In comparison to actively managed funds, passive investment vehicles like index funds and ETFs that track the Nikkei 225 frequently offer cheaper management fees. This cost advantage is appealing to investors looking to minimize expenses while gaining exposure to a diversified portfolio of Japanese stocks.
Lower fees can enhance the overall returns on investment, making passive investments tracking the Nikkei 225 an attractive option for cost-conscious investors seeking exposure to the Japanese stock market.
While index investing can be an attractive strategy, it’s not without risks and considerations:
Like any stock market index, the Nikkei 225 is subject to fluctuations and market volatility.
For international investors, fluctuations in the Japanese yen can impact returns.
Japan-specific economic and geopolitical factors can affect the index’s performance.
Investing in the index does not guarantee positive returns, and investors can still suffer losses.
As we look ahead, it’s essential to consider the potential future developments and challenges facing the Nikkei 225 and the Japanese stock market.
One of Japan’s most pressing economic challenges is its aging population and low birth rate. This demographic trend can have profound implications for the country’s labor force, consumer demand, and economic growth.
These factors will undoubtedly influence the performance of the Nikkei 225 in the coming years.
Japan has a history of technological innovation, and this trend is expected to continue.
Companies in the Nikkei 225 are probably going to be very important in upcoming industries like renewable energy, robotics, and artificial intelligence.
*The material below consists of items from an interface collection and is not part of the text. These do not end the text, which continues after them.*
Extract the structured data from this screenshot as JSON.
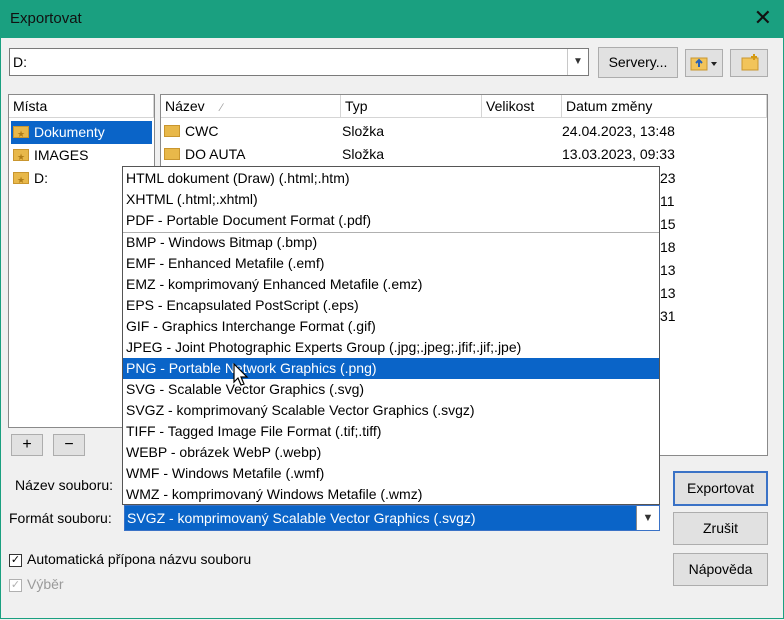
{
  "window": {
    "title": "Exportovat",
    "close_glyph": "✕"
  },
  "toolbar": {
    "path_value": "D:",
    "servers_label": "Servery...",
    "up_icon": "folder-up-icon",
    "new_folder_icon": "new-folder-icon"
  },
  "places": {
    "header": "Místa",
    "items": [
      {
        "label": "Dokumenty",
        "selected": true
      },
      {
        "label": "IMAGES",
        "selected": false
      },
      {
        "label": "D:",
        "selected": false
      }
    ],
    "add_label": "+",
    "remove_label": "−"
  },
  "files": {
    "columns": [
      "Název",
      "Typ",
      "Velikost",
      "Datum změny"
    ],
    "sort_indicator": "∕",
    "rows": [
      {
        "name": "CWC",
        "type": "Složka",
        "date": "24.04.2023, 13:48"
      },
      {
        "name": "DO AUTA",
        "type": "Složka",
        "date": "13.03.2023, 09:33"
      }
    ],
    "partial_dates": [
      "23",
      "11",
      "15",
      "18",
      "13",
      "13",
      "31"
    ]
  },
  "filename": {
    "label": "Název souboru:",
    "value": ""
  },
  "format": {
    "label": "Formát souboru:",
    "selected": "SVGZ - komprimovaný Scalable Vector Graphics (.svgz)",
    "options_group1": [
      "HTML dokument (Draw) (.html;.htm)",
      "XHTML (.html;.xhtml)",
      "PDF - Portable Document Format (.pdf)"
    ],
    "options_group2": [
      "BMP - Windows Bitmap (.bmp)",
      "EMF - Enhanced Metafile (.emf)",
      "EMZ - komprimovaný Enhanced Metafile (.emz)",
      "EPS - Encapsulated PostScript (.eps)",
      "GIF - Graphics Interchange Format (.gif)",
      "JPEG - Joint Photographic Experts Group (.jpg;.jpeg;.jfif;.jif;.jpe)",
      "PNG - Portable Network Graphics (.png)",
      "SVG - Scalable Vector Graphics (.svg)",
      "SVGZ - komprimovaný Scalable Vector Graphics (.svgz)",
      "TIFF - Tagged Image File Format (.tif;.tiff)",
      "WEBP - obrázek WebP (.webp)",
      "WMF - Windows Metafile (.wmf)",
      "WMZ - komprimovaný Windows Metafile (.wmz)"
    ],
    "highlighted": "PNG - Portable Network Graphics (.png)"
  },
  "options": {
    "auto_ext_label": "Automatická přípona názvu souboru",
    "auto_ext_checked": true,
    "selection_label": "Výběr",
    "selection_checked": true,
    "selection_enabled": false
  },
  "buttons": {
    "export": "Exportovat",
    "cancel": "Zrušit",
    "help": "Nápověda"
  },
  "colors": {
    "titlebar": "#1aa080",
    "highlight": "#0a64c8"
  }
}
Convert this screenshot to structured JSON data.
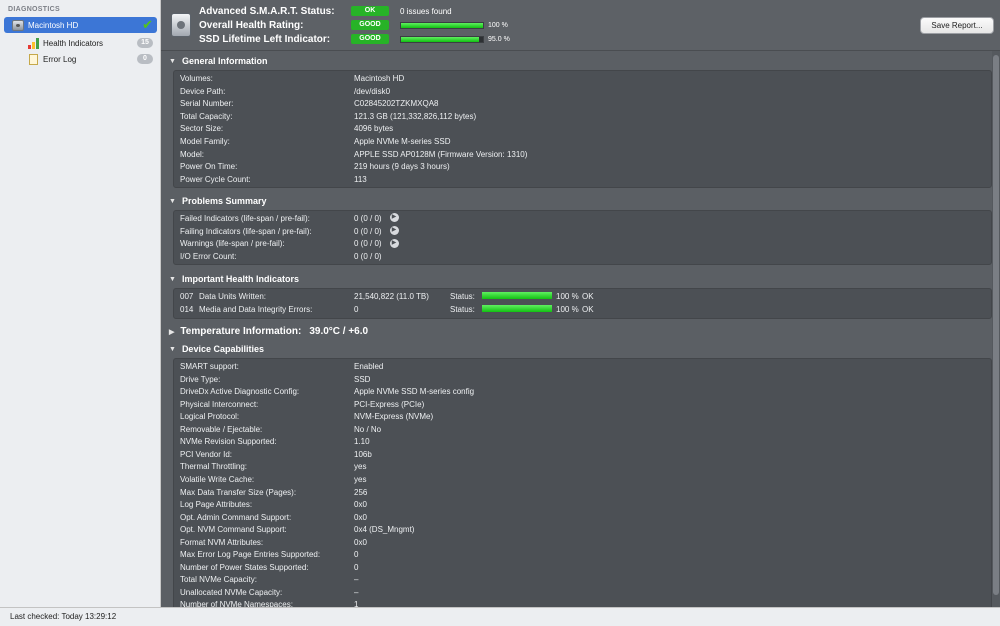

Investors will need to monitor these developments closely.
Japan’s economic ties to the rest of the world are strong, and global economic conditions will continue to impact the Nikkei 225.
Trade agreements, geopolitical tensions, and economic shifts in other major economies can influence the index’s performance.
For investors, environmental, social, and governance (ESG) requirements are becoming increasingly relevant. Japanese companies within the Nikkei 225 will need to adapt to these evolving standards to attract socially responsible investors.
The Nikkei 225 Index stands as a symbol of Japan’s economic journey, from post-war reconstruction to periods of remarkable growth and subsequent challenges. Its unique price-weighted methodology sets it apart from other global indices, offering a distinct perspective on the Japanese stock market.
As a benchmark for index investing, the Nikkei 225 provides investors with an opportunity to access Japan’s diverse economic landscape. Despite its hazards, it remains an appealing alternative for individuals looking to diversify their portfolios and obtain exposure to one of the world’s largest economies.
As we peer into the future, the Nikkei 225 will continue to be a reflection of Japan’s economic fortunes, shaped by demographic changes, technological advancements, and global economic trends. Whether you’re a seasoned investor or someone simply curious about the intricacies of the financial world, the Nikkei 225 Index invites you to explore the dynamic and ever-evolving landscape of the Japanese stock market.